An Investment Policy Statement (IPS) is an important starting point for any portfolio. The IPS is a document that – according to the Bogleheads wiki: “defines general investment goals and objectives. It describes the strategies that will be used to meet these objectives and contains specific information on subjects such as asset allocation, risk tolerance, and liquidity requirements.” See the link for more information and a template you can use for your own portfolio.

M1 Pies (M1 Finance) are one of the visualizations Eric discussed to reference the investment approaches of others in the personal finance community, like JL Collins and Paula Pant. These are M1 Finance’s flagship portfolio tool, allowing you to see the asset allocations of others and potentially invest in the same approaches.

Portfolio Visualizer is a site containing a variety of modeling tools, including the one linked here which allows one to backtest different portfolio asset allocations. While past results are not necessarily predictive of future returns, this approach does allow one to understand the merit + drawbacks of various asset allocations. One useful approach this enables is to compare the performance of your current portfolio vs. a variety of others of your construction.

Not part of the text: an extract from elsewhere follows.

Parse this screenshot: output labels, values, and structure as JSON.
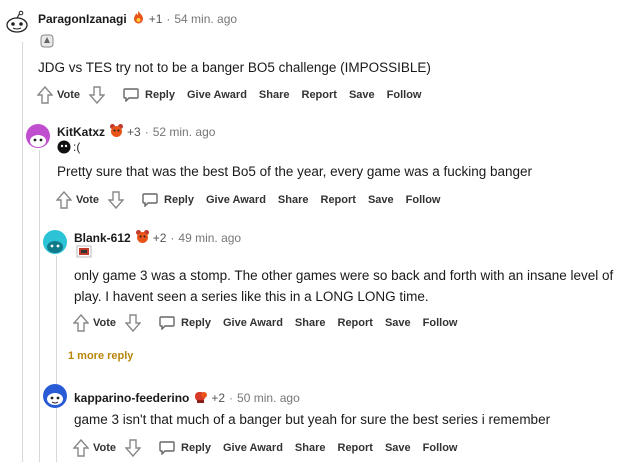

“Our Retirement Investment Drawdown Strategy” (Retirement Manifesto) is a great article describing how Fritz employs the bucket strategy to build a retirement paycheck and manage his investment portfolio post-FIRE. This is just one element of our last episode – be sure to watch for helpful background – but is a great example of how one’s asset allocation very much informs how assets are drawn down in the de-cumulation phase of FIRE.

Preferred Stocks (Early Retirement Now) and associated funds, are one of the “hybrid” investment vehicles one could consider in a portfolio. In the linked article, Big ERN talks about how he invests in an ETF made up of preferred stock elements, which have features of both stocks and bonds.


You can find information on the tools we mention in each episode along with additional information in the Resources section of this site.